◆ Directions for this task
Every entry is to be written out word for word.

** Given records follows **

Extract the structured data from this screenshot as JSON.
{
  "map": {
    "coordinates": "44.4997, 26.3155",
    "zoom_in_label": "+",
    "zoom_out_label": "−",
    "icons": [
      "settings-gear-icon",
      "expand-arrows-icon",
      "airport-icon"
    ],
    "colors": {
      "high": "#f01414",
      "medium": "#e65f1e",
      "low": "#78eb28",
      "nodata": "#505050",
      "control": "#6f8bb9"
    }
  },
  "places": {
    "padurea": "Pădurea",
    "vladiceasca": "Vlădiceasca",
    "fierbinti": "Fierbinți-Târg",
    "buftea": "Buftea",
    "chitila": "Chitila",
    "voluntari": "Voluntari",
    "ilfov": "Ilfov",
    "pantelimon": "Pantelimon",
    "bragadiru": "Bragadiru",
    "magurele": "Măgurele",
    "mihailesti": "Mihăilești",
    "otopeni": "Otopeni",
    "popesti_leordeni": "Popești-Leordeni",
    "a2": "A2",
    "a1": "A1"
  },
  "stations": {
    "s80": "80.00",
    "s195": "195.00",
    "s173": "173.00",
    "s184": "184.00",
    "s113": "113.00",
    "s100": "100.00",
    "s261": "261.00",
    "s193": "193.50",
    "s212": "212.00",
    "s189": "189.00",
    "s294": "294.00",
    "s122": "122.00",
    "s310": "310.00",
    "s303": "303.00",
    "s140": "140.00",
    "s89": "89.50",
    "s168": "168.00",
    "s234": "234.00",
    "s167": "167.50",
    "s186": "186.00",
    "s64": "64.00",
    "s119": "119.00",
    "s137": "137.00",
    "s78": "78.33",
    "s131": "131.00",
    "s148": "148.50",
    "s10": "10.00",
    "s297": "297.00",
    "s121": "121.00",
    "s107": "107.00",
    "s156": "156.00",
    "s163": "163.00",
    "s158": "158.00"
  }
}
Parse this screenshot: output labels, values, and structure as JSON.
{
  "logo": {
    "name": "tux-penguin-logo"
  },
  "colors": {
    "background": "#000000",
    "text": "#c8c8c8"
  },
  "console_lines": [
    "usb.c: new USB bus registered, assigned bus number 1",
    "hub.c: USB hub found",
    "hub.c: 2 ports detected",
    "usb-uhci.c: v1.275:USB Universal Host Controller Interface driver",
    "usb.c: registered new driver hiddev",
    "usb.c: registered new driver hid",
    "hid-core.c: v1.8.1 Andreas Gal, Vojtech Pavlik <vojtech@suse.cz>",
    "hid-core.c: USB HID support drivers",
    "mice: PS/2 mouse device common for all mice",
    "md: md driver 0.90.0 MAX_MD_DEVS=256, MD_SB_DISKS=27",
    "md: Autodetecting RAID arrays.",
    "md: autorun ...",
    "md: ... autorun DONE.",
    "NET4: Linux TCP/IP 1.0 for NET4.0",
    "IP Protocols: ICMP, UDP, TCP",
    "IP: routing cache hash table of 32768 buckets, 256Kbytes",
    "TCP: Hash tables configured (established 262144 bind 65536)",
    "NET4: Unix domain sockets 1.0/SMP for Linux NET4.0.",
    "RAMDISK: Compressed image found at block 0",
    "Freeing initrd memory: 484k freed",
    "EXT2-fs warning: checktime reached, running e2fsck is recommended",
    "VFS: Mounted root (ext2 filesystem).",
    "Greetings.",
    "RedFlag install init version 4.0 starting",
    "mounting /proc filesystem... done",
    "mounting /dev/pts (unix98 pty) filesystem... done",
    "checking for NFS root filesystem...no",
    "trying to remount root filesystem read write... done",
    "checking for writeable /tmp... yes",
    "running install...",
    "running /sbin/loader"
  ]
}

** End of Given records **

◆ Answer section
Extract the structured data from this screenshot as JSON.
{
  "map": {
    "coordinates": "44.4997, 26.3155",
    "zoom_in_label": "+",
    "zoom_out_label": "−",
    "icons": [
      "settings-gear-icon",
      "expand-arrows-icon",
      "airport-icon"
    ],
    "colors": {
      "high": "#f01414",
      "medium": "#e65f1e",
      "low": "#78eb28",
      "nodata": "#505050",
      "control": "#6f8bb9"
    }
  },
  "places": {
    "padurea": "Pădurea",
    "vladiceasca": "Vlădiceasca",
    "fierbinti": "Fierbinți-Târg",
    "buftea": "Buftea",
    "chitila": "Chitila",
    "voluntari": "Voluntari",
    "ilfov": "Ilfov",
    "pantelimon": "Pantelimon",
    "bragadiru": "Bragadiru",
    "magurele": "Măgurele",
    "mihailesti": "Mihăilești",
    "otopeni": "Otopeni",
    "popesti_leordeni": "Popești-Leordeni",
    "a2": "A2",
    "a1": "A1"
  },
  "stations": {
    "s80": "80.00",
    "s195": "195.00",
    "s173": "173.00",
    "s184": "184.00",
    "s113": "113.00",
    "s100": "100.00",
    "s261": "261.00",
    "s193": "193.50",
    "s212": "212.00",
    "s189": "189.00",
    "s294": "294.00",
    "s122": "122.00",
    "s310": "310.00",
    "s303": "303.00",
    "s140": "140.00",
    "s89": "89.50",
    "s168": "168.00",
    "s234": "234.00",
    "s167": "167.50",
    "s186": "186.00",
    "s64": "64.00",
    "s119": "119.00",
    "s137": "137.00",
    "s78": "78.33",
    "s131": "131.00",
    "s148": "148.50",
    "s10": "10.00",
    "s297": "297.00",
    "s121": "121.00",
    "s107": "107.00",
    "s156": "156.00",
    "s163": "163.00",
    "s158": "158.00"
  }
}
Parse this screenshot: output labels, values, and structure as JSON.
{
  "logo": {
    "name": "tux-penguin-logo"
  },
  "colors": {
    "background": "#000000",
    "text": "#c8c8c8"
  },
  "console_lines": [
    "usb.c: new USB bus registered, assigned bus number 1",
    "hub.c: USB hub found",
    "hub.c: 2 ports detected",
    "usb-uhci.c: v1.275:USB Universal Host Controller Interface driver",
    "usb.c: registered new driver hiddev",
    "usb.c: registered new driver hid",
    "hid-core.c: v1.8.1 Andreas Gal, Vojtech Pavlik <vojtech@suse.cz>",
    "hid-core.c: USB HID support drivers",
    "mice: PS/2 mouse device common for all mice",
    "md: md driver 0.90.0 MAX_MD_DEVS=256, MD_SB_DISKS=27",
    "md: Autodetecting RAID arrays.",
    "md: autorun ...",
    "md: ... autorun DONE.",
    "NET4: Linux TCP/IP 1.0 for NET4.0",
    "IP Protocols: ICMP, UDP, TCP",
    "IP: routing cache hash table of 32768 buckets, 256Kbytes",
    "TCP: Hash tables configured (established 262144 bind 65536)",
    "NET4: Unix domain sockets 1.0/SMP for Linux NET4.0.",
    "RAMDISK: Compressed image found at block 0",
    "Freeing initrd memory: 484k freed",
    "EXT2-fs warning: checktime reached, running e2fsck is recommended",
    "VFS: Mounted root (ext2 filesystem).",
    "Greetings.",
    "RedFlag install init version 4.0 starting",
    "mounting /proc filesystem... done",
    "mounting /dev/pts (unix98 pty) filesystem... done",
    "checking for NFS root filesystem...no",
    "trying to remount root filesystem read write... done",
    "checking for writeable /tmp... yes",
    "running install...",
    "running /sbin/loader"
  ]
}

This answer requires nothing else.